UN court to rule in Italy-Germany Nazi claims row
1st February 2012, 0 comments
The UN's highest court will rule Friday on a German request to order Italy to stop its courts from admitting compensation claims for Nazi war crimes.
International Criminal Court judge president Hisashi Owada will read the decision at 0900 GMT at the court's headquarters in The Hague, the ICJ said in a statement.
The two European Union members have been waging a legal battle since December 2008, when Germany filed an application before the court.
Berlin said that by permitting claims for abuses that occurred between September 1943 and May 1945, Italy "failed to respect the jurisdictional immunity" that modern-day Germany enjoys under international law.

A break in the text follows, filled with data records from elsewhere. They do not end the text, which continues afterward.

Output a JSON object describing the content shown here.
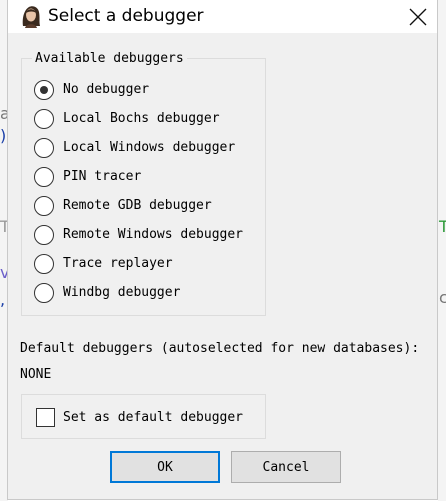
{
  "window": {
    "title": "Select a debugger",
    "app_icon": "portrait-icon",
    "close_icon": "close-icon"
  },
  "debuggers_group": {
    "legend": "Available debuggers",
    "selected_index": 0,
    "options": [
      {
        "label": "No debugger",
        "selected": true
      },
      {
        "label": "Local Bochs debugger",
        "selected": false
      },
      {
        "label": "Local Windows debugger",
        "selected": false
      },
      {
        "label": "PIN tracer",
        "selected": false
      },
      {
        "label": "Remote GDB debugger",
        "selected": false
      },
      {
        "label": "Remote Windows debugger",
        "selected": false
      },
      {
        "label": "Trace replayer",
        "selected": false
      },
      {
        "label": "Windbg debugger",
        "selected": false
      }
    ]
  },
  "defaults": {
    "label": "Default debuggers (autoselected for new databases):",
    "value": "NONE",
    "checkbox_label": "Set as default debugger",
    "checkbox_checked": false
  },
  "buttons": {
    "ok": "OK",
    "cancel": "Cancel"
  },
  "colors": {
    "dialog_bg": "#f0f0f0",
    "focus_border": "#0078d7",
    "button_bg": "#e1e1e1"
  }
}
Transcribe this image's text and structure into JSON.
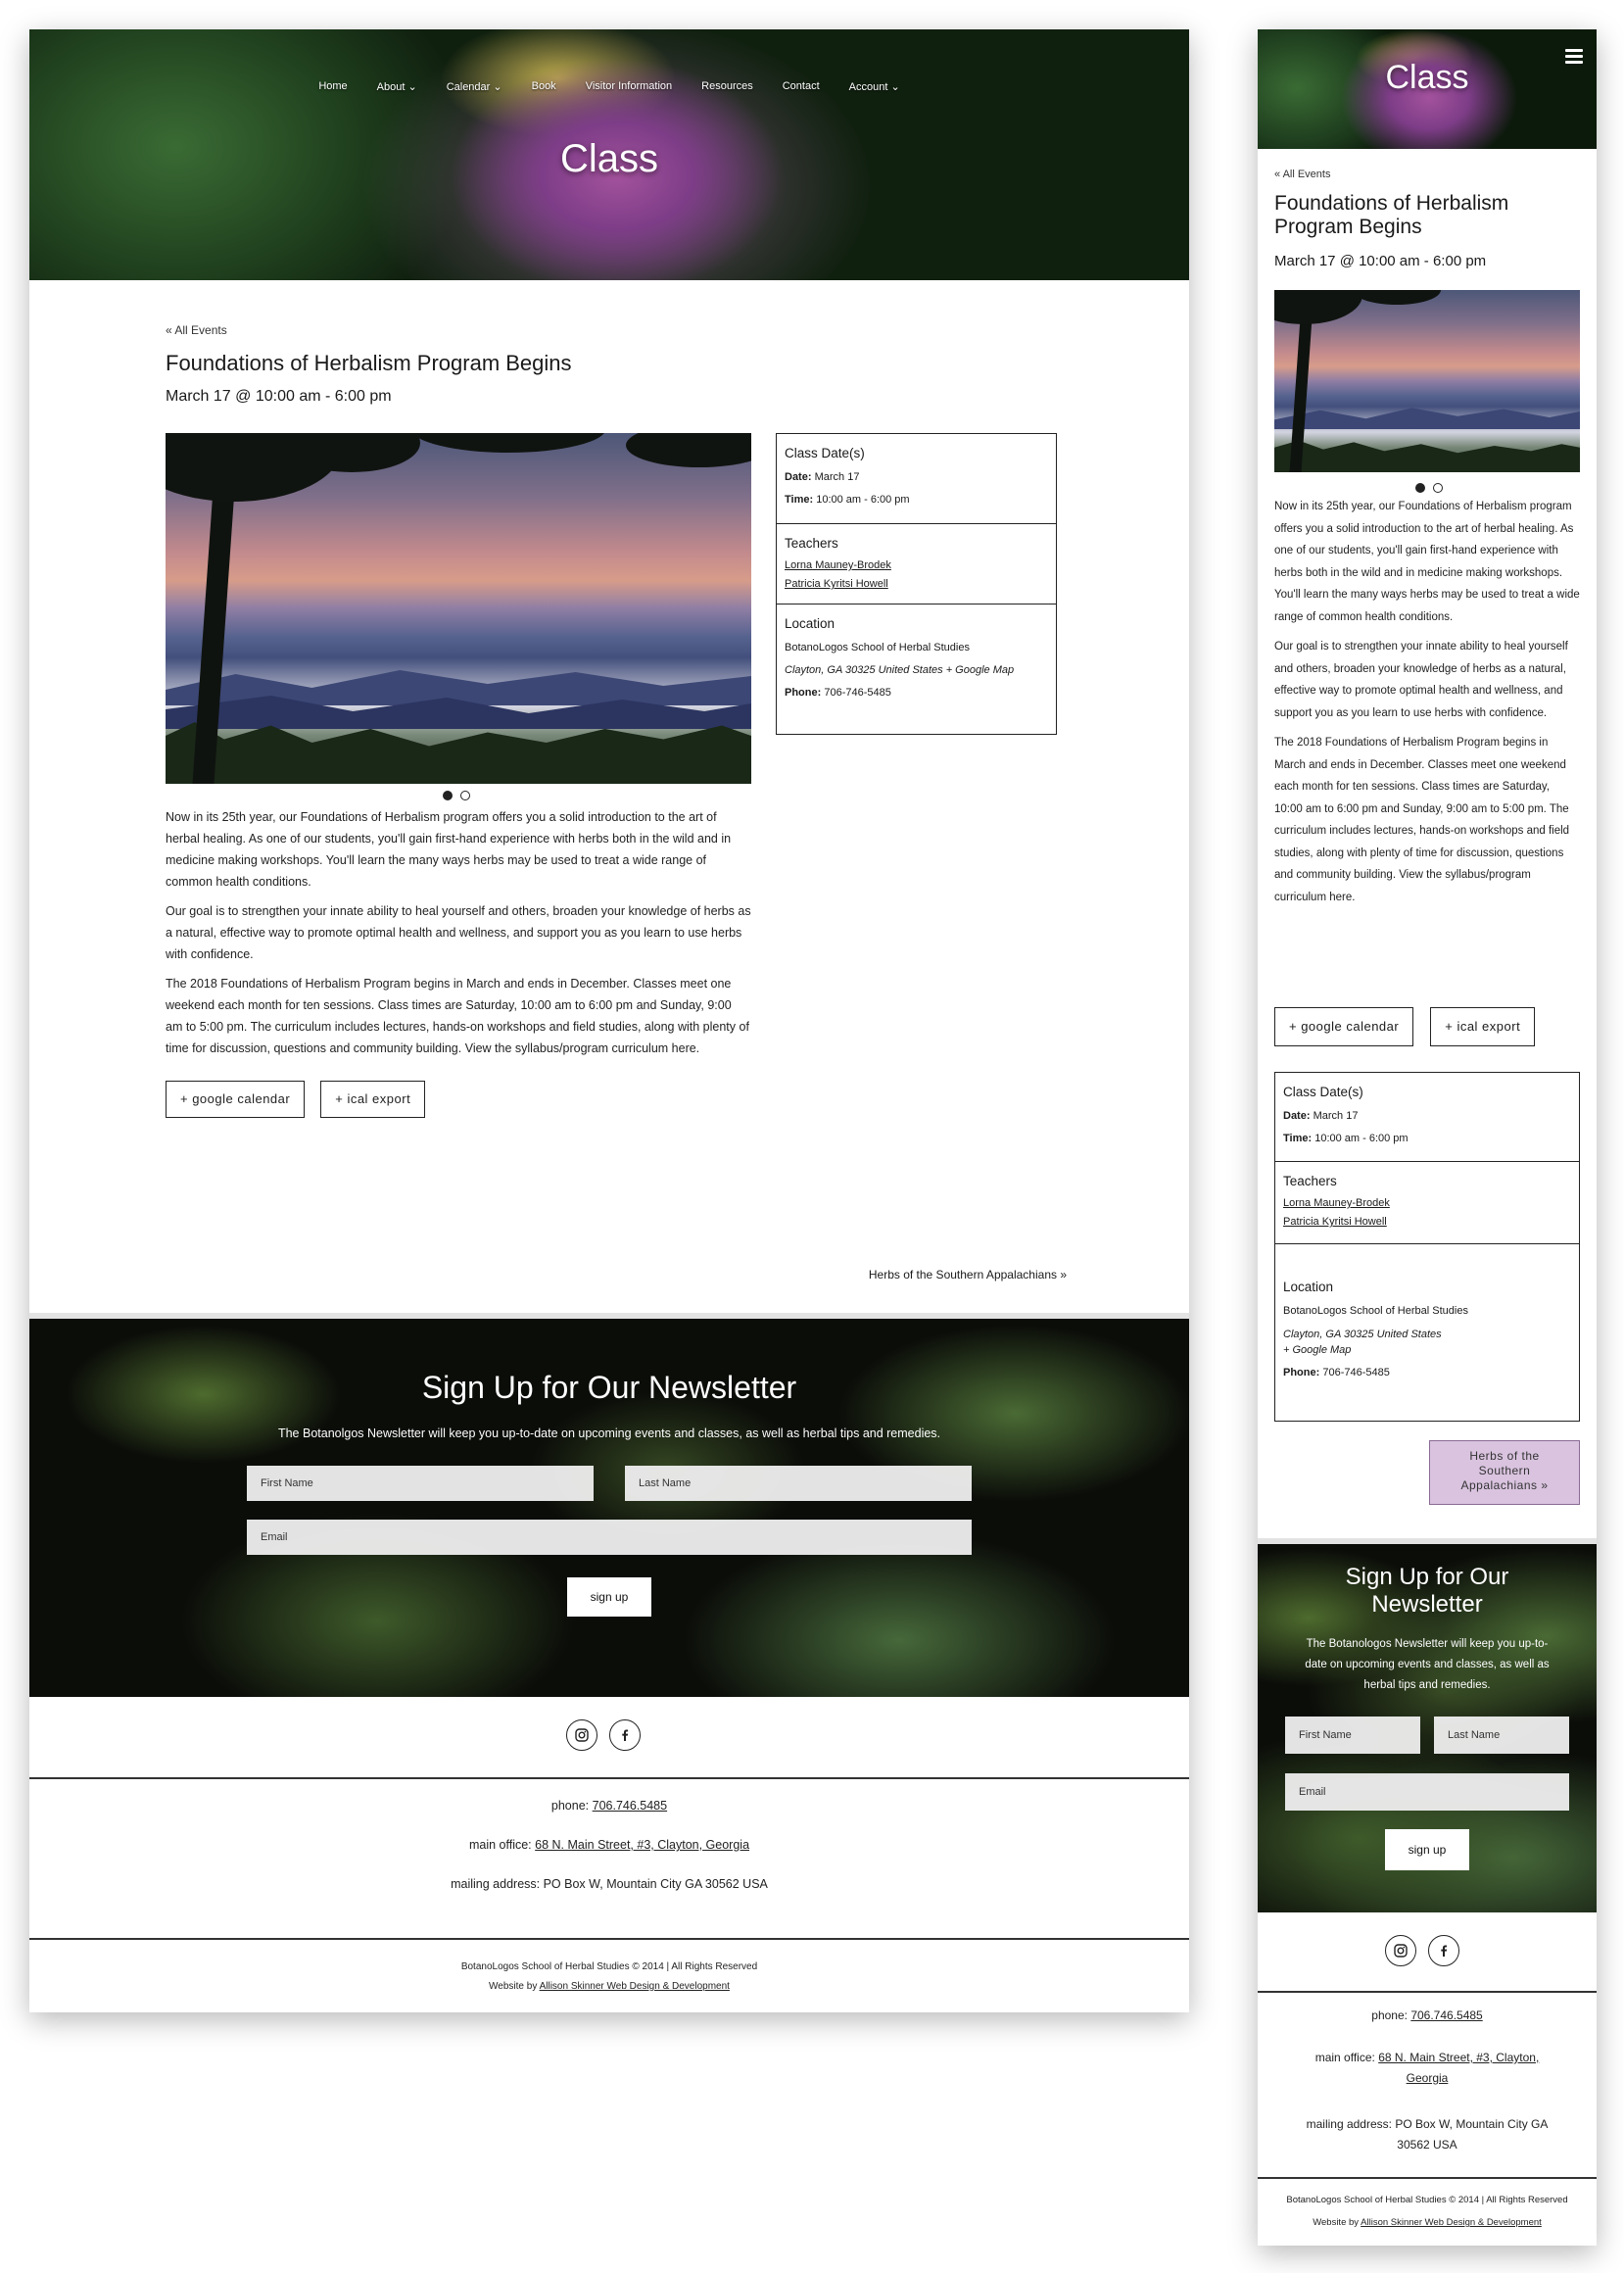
{
  "site": {
    "hero_title": "Class",
    "nav": [
      {
        "label": "Home",
        "has_dropdown": false
      },
      {
        "label": "About",
        "has_dropdown": true
      },
      {
        "label": "Calendar",
        "has_dropdown": true
      },
      {
        "label": "Book",
        "has_dropdown": false
      },
      {
        "label": "Visitor Information",
        "has_dropdown": false
      },
      {
        "label": "Resources",
        "has_dropdown": false
      },
      {
        "label": "Contact",
        "has_dropdown": false
      },
      {
        "label": "Account",
        "has_dropdown": true
      }
    ],
    "dropdown_glyph": "⌄"
  },
  "event": {
    "back_link": "« All Events",
    "title": "Foundations of Herbalism Program Begins",
    "title_mobile": [
      "Foundations of Herbalism",
      "Program Begins"
    ],
    "datetime": "March 17 @ 10:00 am - 6:00 pm",
    "slides": 2,
    "active_slide": 0,
    "body": [
      "Now in its 25th year, our Foundations of Herbalism program offers you a solid introduction to the art of herbal healing. As one of our students, you'll gain first-hand experience with herbs both in the wild and in medicine making workshops. You'll learn the many ways herbs may be used to treat a wide range of common health conditions.",
      "Our goal is to strengthen your innate ability to heal yourself and others, broaden your knowledge of herbs as a natural, effective way to promote optimal health and wellness, and support you as you learn to use herbs with confidence.",
      "The 2018 Foundations of Herbalism Program begins in March and ends in December. Classes meet one weekend each month for ten sessions. Class times are Saturday, 10:00 am to 6:00 pm and Sunday, 9:00 am to 5:00 pm. The curriculum includes lectures, hands-on workshops and field studies, along with plenty of time for discussion, questions and community building. View the syllabus/program curriculum here."
    ],
    "google_calendar": "+ google calendar",
    "ical_export": "+ ical export",
    "next_event": "Herbs of the Southern Appalachians »",
    "next_event_mobile": [
      "Herbs of the",
      "Southern",
      "Appalachians »"
    ]
  },
  "meta": {
    "dates_heading": "Class Date(s)",
    "date_label": "Date:",
    "date_value": "March 17",
    "time_label": "Time:",
    "time_value": "10:00 am - 6:00 pm",
    "teachers_heading": "Teachers",
    "teachers": [
      "Lorna Mauney-Brodek",
      "Patricia Kyritsi Howell"
    ],
    "location_heading": "Location",
    "venue": "BotanoLogos School of Herbal Studies",
    "address": "Clayton, GA 30325 United States",
    "map_link": "+ Google Map",
    "phone_label": "Phone:",
    "phone_value": "706-746-5485"
  },
  "newsletter": {
    "title": "Sign Up for Our Newsletter",
    "title_mobile": [
      "Sign Up for Our",
      "Newsletter"
    ],
    "description": "The Botanolgos Newsletter will keep you up-to-date on upcoming events and classes, as well as herbal tips and remedies.",
    "description_mobile": [
      "The Botanologos Newsletter will keep you up-to-",
      "date on upcoming events and classes, as well as",
      "herbal tips and remedies."
    ],
    "first_name_placeholder": "First Name",
    "last_name_placeholder": "Last Name",
    "email_placeholder": "Email",
    "button": "sign up"
  },
  "social": [
    "instagram-icon",
    "facebook-icon"
  ],
  "footer": {
    "phone_label": "phone:",
    "phone_value": "706.746.5485",
    "office_label": "main office:",
    "office_value": "68 N. Main Street, #3, Clayton, Georgia",
    "office_value_mobile": [
      "68 N. Main Street, #3, Clayton,",
      "Georgia"
    ],
    "mailing": "mailing address: PO Box W, Mountain City GA 30562 USA",
    "mailing_mobile": [
      "mailing address: PO Box W, Mountain City GA",
      "30562 USA"
    ],
    "copyright": "BotanoLogos School of Herbal Studies © 2014 | All Rights Reserved",
    "credit_prefix": "Website by",
    "credit_link": "Allison Skinner Web Design & Development"
  },
  "colors": {
    "next_event_bg": "#d9c3df",
    "text": "#1a1a1a"
  }
}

The cases relate to compensation claims for deportations of Italians and other acts by Third Reich troops during World War II after Germany's former Axis partner switched sides and joined the Allies in September 1943.
Last year, Germany's lawyers told a 16-judge bench the "consequences would be severe" should Italian courts be allowed to continue hearing these war crimes claims.
Germany said it could put "all interstate peace settlements in jeopardy by allowing domestic courts to re-examine and reopen them", allowing plaintiffs to "shop around for the most favourable courts."
Italy on the other hand, said the cases were admissible as abuses committed by German troops amounted to "international crimes" which have precedence over state immunity.
This included the case of Luigi Ferrini, who was deported as a forced labourer to Germany in August 1944.
Ferrini claimed compensation from Germany in 1998, and a 2004 Italian Supreme Court decision in his favour started an avalanche of claims by relatives and widows of victims of Nazi war crimes.
There were now 80 cases pending with 500 plaintiffs, German lawyers told the court when the two countries argued their cases before ICJ judges in September.
Also before the ICJ as a non-party state is Greece, because of victims of a 1944 German massacre at Distomo, in which 218 people were killed.
Relatives of the victims of the Greek massacre refiled a case before Italian courts.
In 1997, a Greek court had ordered Germany to pay 28.6 million euros to the Distomo plaintiffs, but opposition from Berlin and the reluctance of Greek justice ministers meant the ruling was never enforced.
An Italian court, however, upheld the original ruling.
Established in 1945, the ICJ is the UN's highest judicial organ and settles disputes between states.
© 2012 AFP